There is a very organic feel to your clothing line seeing that you paint your designs on shirts by hand. What took you in that direction as opposed to traditional screen-printing methods? Can you discuss your alternative printing methods?
I established from the very beginning that whatever direction I chose to take my label, to make sure it was different. Screen-printing to me was too constricting and so I dismissed that idea. I chose hand painting because it gave me the freedom to create whatever I wanted with no borders. I think there is also more depth and character to the design if it’s made by hand, and the unique features are appealing to customers.
I consider each t-shirt a blank canvas where I just paint straight on and see what I can come up with. I really enjoy experimenting with paints, dyes, stencils, sprays, mesh, anything really that produces a great colour or shape. The trick is trying to come up with a great design that is relatively quick to reproduce efficiently.
You also managed a fashion photography studio for a while, There must have been a lot of pressure and responsibility in making sure models were booked and clients were happy. How was this experience and have you utilized any of the skills you attained at that job in your work today?

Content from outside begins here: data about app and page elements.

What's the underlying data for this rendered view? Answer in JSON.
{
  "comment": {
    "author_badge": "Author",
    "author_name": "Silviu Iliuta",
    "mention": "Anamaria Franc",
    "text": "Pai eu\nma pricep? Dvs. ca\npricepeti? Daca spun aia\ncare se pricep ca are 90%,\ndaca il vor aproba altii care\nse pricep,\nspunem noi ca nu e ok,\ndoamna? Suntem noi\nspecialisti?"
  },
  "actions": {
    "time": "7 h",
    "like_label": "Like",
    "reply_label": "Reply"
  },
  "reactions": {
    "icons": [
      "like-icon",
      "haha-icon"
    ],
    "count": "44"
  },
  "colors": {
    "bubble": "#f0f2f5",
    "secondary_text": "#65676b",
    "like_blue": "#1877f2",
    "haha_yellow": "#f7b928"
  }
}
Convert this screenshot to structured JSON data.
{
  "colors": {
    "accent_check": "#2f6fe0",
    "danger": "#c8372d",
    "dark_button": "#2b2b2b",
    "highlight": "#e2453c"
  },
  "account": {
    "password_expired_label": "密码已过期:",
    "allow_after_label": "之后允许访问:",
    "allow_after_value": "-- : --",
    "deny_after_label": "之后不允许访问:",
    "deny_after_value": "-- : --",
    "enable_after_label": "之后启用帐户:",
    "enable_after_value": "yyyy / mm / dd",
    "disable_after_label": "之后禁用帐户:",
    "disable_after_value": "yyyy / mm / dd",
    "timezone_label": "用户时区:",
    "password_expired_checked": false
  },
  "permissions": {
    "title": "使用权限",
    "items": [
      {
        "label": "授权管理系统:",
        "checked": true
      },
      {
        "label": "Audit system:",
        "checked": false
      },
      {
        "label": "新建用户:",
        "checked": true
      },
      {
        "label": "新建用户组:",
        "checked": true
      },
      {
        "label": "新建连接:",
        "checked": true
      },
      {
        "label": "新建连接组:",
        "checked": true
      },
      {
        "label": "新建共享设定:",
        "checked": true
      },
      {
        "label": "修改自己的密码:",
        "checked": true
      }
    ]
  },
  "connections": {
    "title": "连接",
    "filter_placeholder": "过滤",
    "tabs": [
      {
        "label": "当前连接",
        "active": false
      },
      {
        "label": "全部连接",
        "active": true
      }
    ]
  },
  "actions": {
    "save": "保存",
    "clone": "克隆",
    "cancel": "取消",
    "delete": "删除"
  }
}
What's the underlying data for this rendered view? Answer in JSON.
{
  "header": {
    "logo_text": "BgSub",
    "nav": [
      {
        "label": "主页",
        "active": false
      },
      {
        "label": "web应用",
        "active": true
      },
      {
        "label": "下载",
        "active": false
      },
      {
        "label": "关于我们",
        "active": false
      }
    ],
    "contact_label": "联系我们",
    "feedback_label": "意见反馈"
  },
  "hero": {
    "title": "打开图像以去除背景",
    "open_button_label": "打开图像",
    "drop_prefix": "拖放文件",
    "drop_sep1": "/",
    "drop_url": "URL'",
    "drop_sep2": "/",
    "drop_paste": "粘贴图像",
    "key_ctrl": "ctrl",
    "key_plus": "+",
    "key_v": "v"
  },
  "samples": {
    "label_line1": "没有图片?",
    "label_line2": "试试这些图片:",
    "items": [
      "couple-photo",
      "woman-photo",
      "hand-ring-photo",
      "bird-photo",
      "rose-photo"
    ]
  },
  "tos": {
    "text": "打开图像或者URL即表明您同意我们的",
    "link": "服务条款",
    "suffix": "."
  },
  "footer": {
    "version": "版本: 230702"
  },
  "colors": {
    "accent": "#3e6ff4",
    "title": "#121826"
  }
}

Looking back I believe my time working at a photography studio was great training for managing people. There are a lot of things involved in running a business and working with suppliers and manufacturers is a big part of it. I never did business studies at school but I think working here taught me a lot of the foundations.
Do you find it hard to define yourself as a creative being as diverse in skill sets as you are? Has this ever been an issue for you in communicating a clear message to your clients, companies that you have worked for and customers that purchase your clothing?
I don’t think designers should ever be separated into their own sub categories. Designing is a skill and once you’ve learnt how then you can really design anything you put your mind to. I have sketch books at home filled with all kinds of ideas that aren’t related to either graphic or fashion design. For me there hasn’t ever been any confusion in the past because I’ve never labelled myself as one specific type of designer. I think collectively I am a creative thinker where ideas are what motivate me.
What direction do you have planned for yourself when you head back to London?
Like I said I really want to expand my label once I head back to London. I am currently in the process of collaborating with a few different designers and companies over there while also working on my next line of clothing. I think there’s still a lot for me to learn but right now I’m just taking it step by step and seeing where it takes me.
No two pieces from his clothing line will look alike and that is what sets David Attewell ahead of the rest